By Mary Lou Smart www.medicalcannabisart.com
Erin Hildebrandt first looked to cannabis for therapeutic benefit when she was barfing day and night during her second pregnancy.
Morning sickness typically affects women during their first trimester of pregnancy, and those who suffer full-term are a rarity. The condition is serious, as a lack of nutrition and dehydration due to severe vomiting
can result in miscarriages. Hyperemesis gravidarum caused the hospitalization of Kate Middleton. There is no telling what the Duchess of Cambridge is doing to calm her upset stomach, but The Royals have been known to partake. Queen Victoria once revealed that she used cannabis to relieve the symptoms of morning sickness.
Hildebrandt, who was sick beginning
two weeks after she became pregnant until two weeks before she gave birth, was
so impressed by the therapeutic benefit of cannabis that she wrote an article about
her experience in
Erin Hildebrandt and her youngest son Billy and the Hildebrandt family.
Mothering Magazine. “It was really rough with severe, unrelenting morning sickness that lasts all day and all night,” she recalled. “Many women get morning sick-ness, but it is not debilitating; they can still keep food down and gain weight. For me, it was really hard to gain any weight.”
At that time a friend advised that she try cannabis because by not being able to eat she was jeopardizing her baby’s health. They smoked. She felt better. They ordered a pizza to celebrate.
More than 10 years ago, Hildebrandt, who is 42, was diagnosed with Crohn’s disease, an autoimmune condi-tion where the body’s immune system attacks the gas-trointestinal tract causing considerable abdominal pain and subsequent weight loss. Five-foot-seven, she had a tough time keeping her weight over 100 pounds. Doctors prescribed medication but nothing worked. Because she could not keep anything, including pills, down when she was having an episode, she often needed a shot for fast relief. “I spent years doped up and going from my bed-room to the bathroom to my doctor’s office and to the hospital,” she said. “I had my head stuck in the toilet half the time, and was in bed half the time. I could not be a real mom to my kids and it was really hard having tod-dlers running around while going through this.”
When nothing else worked, she once again tried cannabis, and was once again pleased with the results.
“Marijuana helps by taking away the nausea, the vomit-ing, and the wasting away from not eating,” she said. “It makes you want to eat.”
She lived in Maryland at the time. She believes that advo-cacy is important, and testified before the state legislature in favor of a medical cannabis program.
“It is so important that folks know that there are so many different symptoms that can be helped with this simple herbal remedy,” she said.
The Hildebrandts eventually moved to Oregon, a more cannabis-friendly state, because of her health condition. The Crohn’s did not respond to conventional pharmaceu-ticals, and she and her husband wanted to be free of the fear of arrest. They didn’t want to risk losing parental cus-tody or having to pay fines for cannabis possession.

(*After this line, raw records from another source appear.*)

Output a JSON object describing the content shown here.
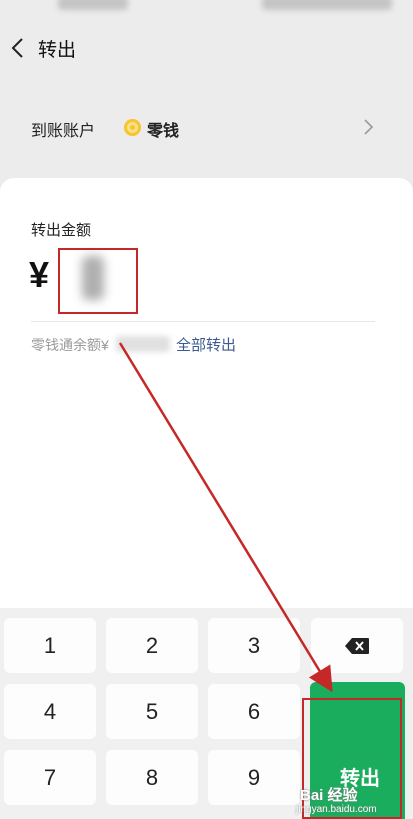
{
  "header": {
    "title": "转出"
  },
  "account": {
    "label": "到账账户",
    "value": "零钱"
  },
  "amount": {
    "label": "转出金额",
    "currency": "¥"
  },
  "balance": {
    "text": "零钱通余额¥",
    "all_out": "全部转出"
  },
  "keypad": {
    "keys": [
      "1",
      "2",
      "3",
      "4",
      "5",
      "6",
      "7",
      "8",
      "9"
    ],
    "confirm_label": "转出"
  },
  "watermark": {
    "top": "Bai 经验",
    "bottom": "jingyan.baidu.com"
  },
  "colors": {
    "green": "#1aad5e",
    "link": "#3d5a8f",
    "annotation": "#c62828"
  },
  "icons": {
    "back": "chevron-left-icon",
    "arrow": "chevron-right-icon",
    "delete": "backspace-icon",
    "coin": "coin-icon"
  }
}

“If anyone asks me why I think marijuana is still illegal after all these years, I draw a great big dollar sign,” she said. “Cannabis is no more addictive than chocolate, and it’s safer than most legal drugs on the market.”
A purist, she prefers smoking and vaporizing to edibles. Prone to nausea, she has found that it is difficult to keep edibles down long enough for them to take effect. She is convinced that the anti-inflammatory properties of the plant help her the most, as the inflammation associated with Crohn’s leads to scarring and intestinal blockage. She has been fortunate in that she has not had blockage requiring surgery, and credits that to cannabis therapy.
A great deal of scientific research documents the useful-ness of cannabinoids in treating myriad oxidation-associ-ated diseases, including inflammatory and autoimmune diseases such as Crohn’s and multiple sclerosis.
When visiting her doctor a few years ago, she asked if there were other drugs on the market that she could rec-ommend for help with the Crohn’s.
“She said, “You know Erin, there are other drugs but the problem is that we’d be experimenting,”” Hildebrandt said. “Right now this is working really well for you. Stick with it because there is no drug that is safer or likely to be more effective for you.”
A full-time wife and mom with five children ranging in age from 11 to 17, her days are non-stop and even include home schooling, and taking care of five cats and a rabbit. After years spent bedridden, she is happy to be healthy.
“Cannabis is not some sort of panacea, and it did not make all of my symptoms go away forever,” she said. “Marijuana gave me back my life, because it made every-thing so much better. I can bake and decorate and play with my kids. I can help them with their studies. I can work within my boundaries, and still have a very full life doing all of the things that other moms do. It is really remarkable to feel the improvement in my health now that I am generally using this every day. Cannabis is incredibly good medicine.”